▶ **What to work on**: In full and without change, repeat the records shown below.

[Records drawn from a dataset]
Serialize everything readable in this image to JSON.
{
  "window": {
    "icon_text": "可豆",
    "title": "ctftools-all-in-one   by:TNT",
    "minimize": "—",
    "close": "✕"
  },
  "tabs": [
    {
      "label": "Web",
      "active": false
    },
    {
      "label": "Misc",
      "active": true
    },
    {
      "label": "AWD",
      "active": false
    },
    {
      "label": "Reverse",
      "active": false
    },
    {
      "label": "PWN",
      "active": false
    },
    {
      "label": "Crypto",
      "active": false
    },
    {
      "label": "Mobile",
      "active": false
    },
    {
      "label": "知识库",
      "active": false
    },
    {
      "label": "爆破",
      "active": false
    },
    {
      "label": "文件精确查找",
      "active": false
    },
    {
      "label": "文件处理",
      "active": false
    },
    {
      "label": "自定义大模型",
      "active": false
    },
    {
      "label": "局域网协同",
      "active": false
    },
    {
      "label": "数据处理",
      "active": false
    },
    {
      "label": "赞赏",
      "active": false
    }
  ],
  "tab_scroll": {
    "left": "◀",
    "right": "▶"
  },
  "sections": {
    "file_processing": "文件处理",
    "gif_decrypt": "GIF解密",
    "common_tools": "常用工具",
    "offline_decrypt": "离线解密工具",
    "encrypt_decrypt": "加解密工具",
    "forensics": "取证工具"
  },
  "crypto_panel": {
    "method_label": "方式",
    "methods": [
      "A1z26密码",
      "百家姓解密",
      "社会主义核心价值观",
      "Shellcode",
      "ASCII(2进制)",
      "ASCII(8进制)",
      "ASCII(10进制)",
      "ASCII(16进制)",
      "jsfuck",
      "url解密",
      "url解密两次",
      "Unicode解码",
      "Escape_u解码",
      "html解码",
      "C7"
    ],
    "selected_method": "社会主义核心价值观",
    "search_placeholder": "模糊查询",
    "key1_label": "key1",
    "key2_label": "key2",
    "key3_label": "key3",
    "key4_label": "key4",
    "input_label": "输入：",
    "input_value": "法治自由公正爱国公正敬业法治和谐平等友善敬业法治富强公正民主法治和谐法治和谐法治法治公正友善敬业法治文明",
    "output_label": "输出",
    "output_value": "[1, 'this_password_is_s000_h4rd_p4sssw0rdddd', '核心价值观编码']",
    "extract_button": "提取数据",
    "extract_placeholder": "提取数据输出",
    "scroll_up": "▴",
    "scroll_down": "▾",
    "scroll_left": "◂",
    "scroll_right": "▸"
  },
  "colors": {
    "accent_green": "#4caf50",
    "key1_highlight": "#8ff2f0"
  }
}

▶ **Solution for this task**:
Serialize everything readable in this image to JSON.
{
  "window": {
    "icon_text": "可豆",
    "title": "ctftools-all-in-one   by:TNT",
    "minimize": "—",
    "close": "✕"
  },
  "tabs": [
    {
      "label": "Web",
      "active": false
    },
    {
      "label": "Misc",
      "active": true
    },
    {
      "label": "AWD",
      "active": false
    },
    {
      "label": "Reverse",
      "active": false
    },
    {
      "label": "PWN",
      "active": false
    },
    {
      "label": "Crypto",
      "active": false
    },
    {
      "label": "Mobile",
      "active": false
    },
    {
      "label": "知识库",
      "active": false
    },
    {
      "label": "爆破",
      "active": false
    },
    {
      "label": "文件精确查找",
      "active": false
    },
    {
      "label": "文件处理",
      "active": false
    },
    {
      "label": "自定义大模型",
      "active": false
    },
    {
      "label": "局域网协同",
      "active": false
    },
    {
      "label": "数据处理",
      "active": false
    },
    {
      "label": "赞赏",
      "active": false
    }
  ],
  "tab_scroll": {
    "left": "◀",
    "right": "▶"
  },
  "sections": {
    "file_processing": "文件处理",
    "gif_decrypt": "GIF解密",
    "common_tools": "常用工具",
    "offline_decrypt": "离线解密工具",
    "encrypt_decrypt": "加解密工具",
    "forensics": "取证工具"
  },
  "crypto_panel": {
    "method_label": "方式",
    "methods": [
      "A1z26密码",
      "百家姓解密",
      "社会主义核心价值观",
      "Shellcode",
      "ASCII(2进制)",
      "ASCII(8进制)",
      "ASCII(10进制)",
      "ASCII(16进制)",
      "jsfuck",
      "url解密",
      "url解密两次",
      "Unicode解码",
      "Escape_u解码",
      "html解码",
      "C7"
    ],
    "selected_method": "社会主义核心价值观",
    "search_placeholder": "模糊查询",
    "key1_label": "key1",
    "key2_label": "key2",
    "key3_label": "key3",
    "key4_label": "key4",
    "input_label": "输入：",
    "input_value": "法治自由公正爱国公正敬业法治和谐平等友善敬业法治富强公正民主法治和谐法治和谐法治法治公正友善敬业法治文明",
    "output_label": "输出",
    "output_value": "[1, 'this_password_is_s000_h4rd_p4sssw0rdddd', '核心价值观编码']",
    "extract_button": "提取数据",
    "extract_placeholder": "提取数据输出",
    "scroll_up": "▴",
    "scroll_down": "▾",
    "scroll_left": "◂",
    "scroll_right": "▸"
  },
  "colors": {
    "accent_green": "#4caf50",
    "key1_highlight": "#8ff2f0"
  }
}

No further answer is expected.